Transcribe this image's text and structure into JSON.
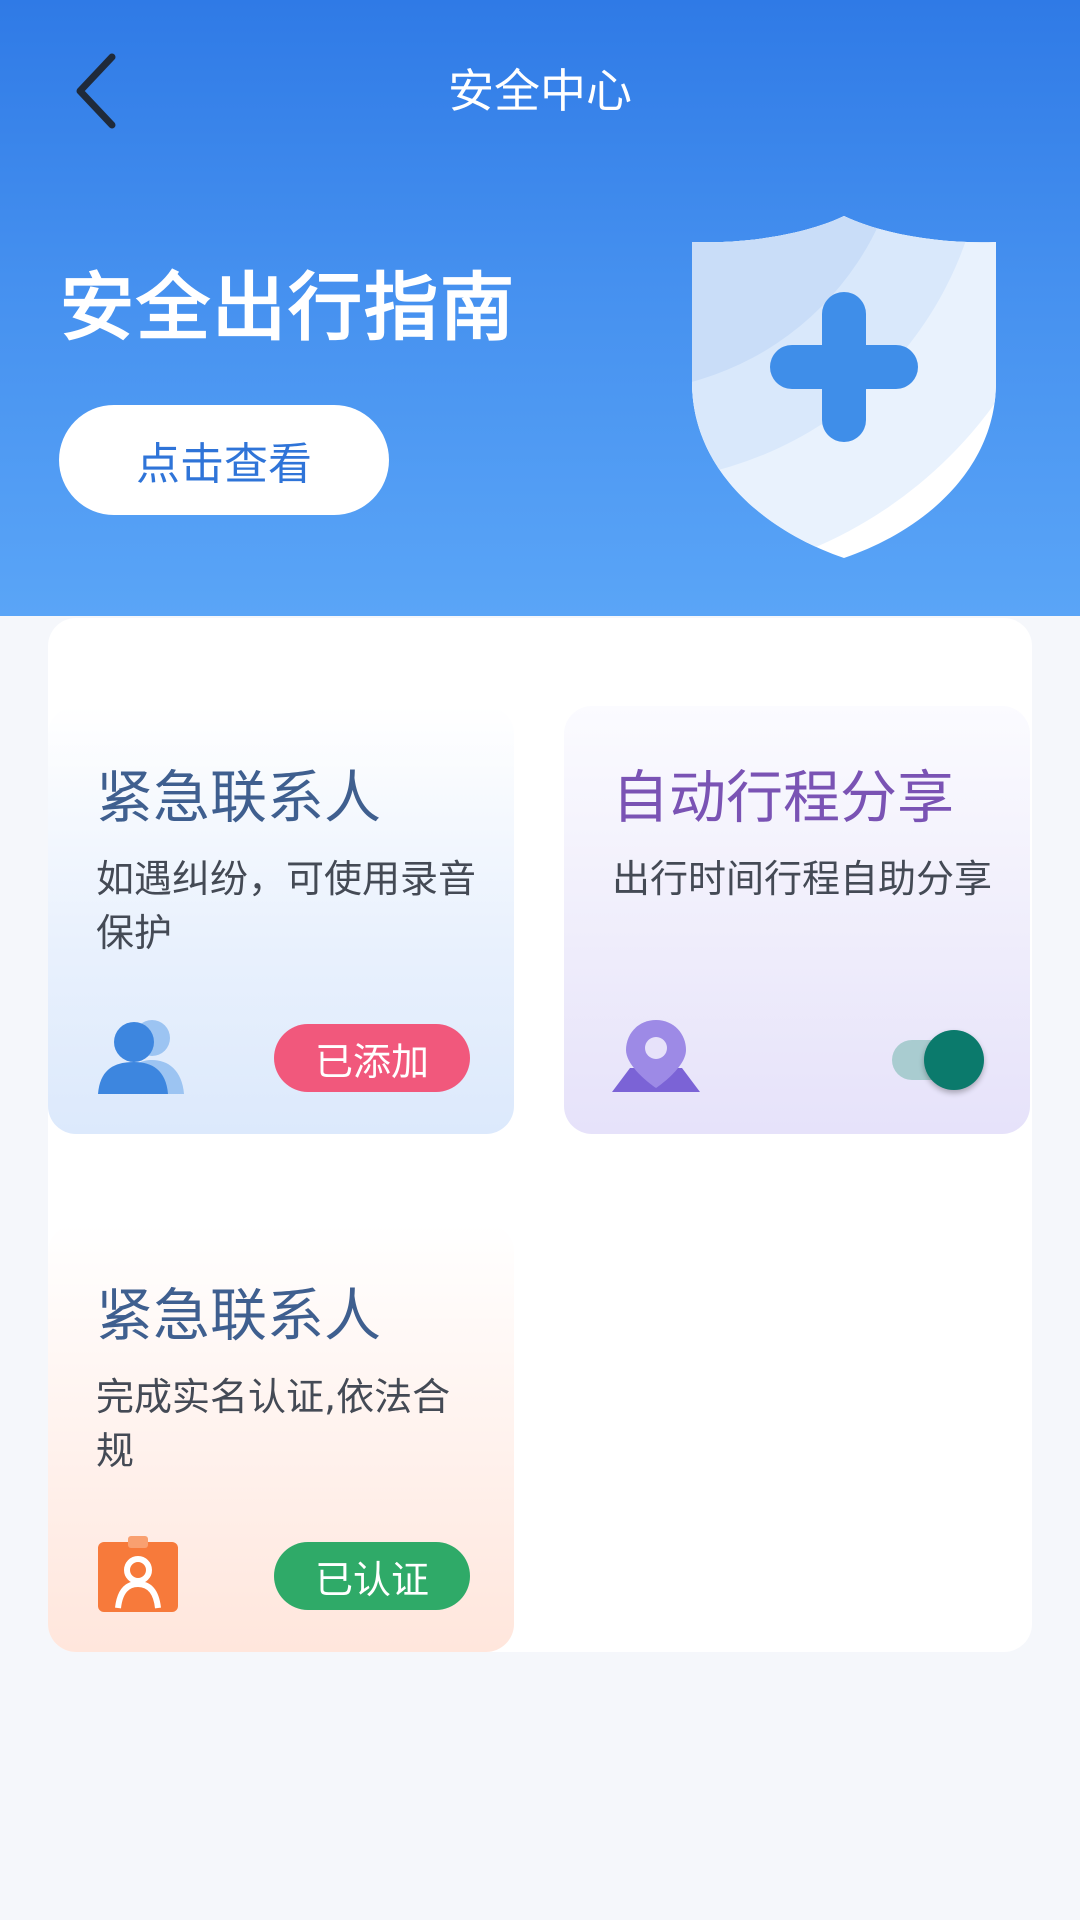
{
  "header": {
    "title": "安全中心",
    "back_icon": "chevron-left-icon"
  },
  "banner": {
    "title": "安全出行指南",
    "button_label": "点击查看",
    "illustration": "shield-plus-icon"
  },
  "cards": [
    {
      "title": "紧急联系人",
      "description": "如遇纠纷，可使用录音保护",
      "icon": "contacts-icon",
      "badge": "已添加",
      "badge_color": "#f1587c",
      "title_color": "#3f5f8f"
    },
    {
      "title": "自动行程分享",
      "description": "出行时间行程自助分享",
      "icon": "location-pin-icon",
      "toggle_on": true,
      "title_color": "#7a53b4"
    },
    {
      "title": "紧急联系人",
      "description": "完成实名认证,依法合规",
      "icon": "id-badge-icon",
      "badge": "已认证",
      "badge_color": "#2faa68",
      "title_color": "#3f5f8f"
    }
  ],
  "colors": {
    "banner_top": "#2f7ae6",
    "banner_bottom": "#5aa5f7",
    "toggle_thumb": "#0b7a6c"
  }
}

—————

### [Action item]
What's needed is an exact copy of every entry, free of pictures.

### [Finished exercise]
Transcribe this image's text and structure into JSON.
{
  "header": {
    "title": "安全中心",
    "back_icon": "chevron-left-icon"
  },
  "banner": {
    "title": "安全出行指南",
    "button_label": "点击查看",
    "illustration": "shield-plus-icon"
  },
  "cards": [
    {
      "title": "紧急联系人",
      "description": "如遇纠纷，可使用录音保护",
      "icon": "contacts-icon",
      "badge": "已添加",
      "badge_color": "#f1587c",
      "title_color": "#3f5f8f"
    },
    {
      "title": "自动行程分享",
      "description": "出行时间行程自助分享",
      "icon": "location-pin-icon",
      "toggle_on": true,
      "title_color": "#7a53b4"
    },
    {
      "title": "紧急联系人",
      "description": "完成实名认证,依法合规",
      "icon": "id-badge-icon",
      "badge": "已认证",
      "badge_color": "#2faa68",
      "title_color": "#3f5f8f"
    }
  ],
  "colors": {
    "banner_top": "#2f7ae6",
    "banner_bottom": "#5aa5f7",
    "toggle_thumb": "#0b7a6c"
  }
}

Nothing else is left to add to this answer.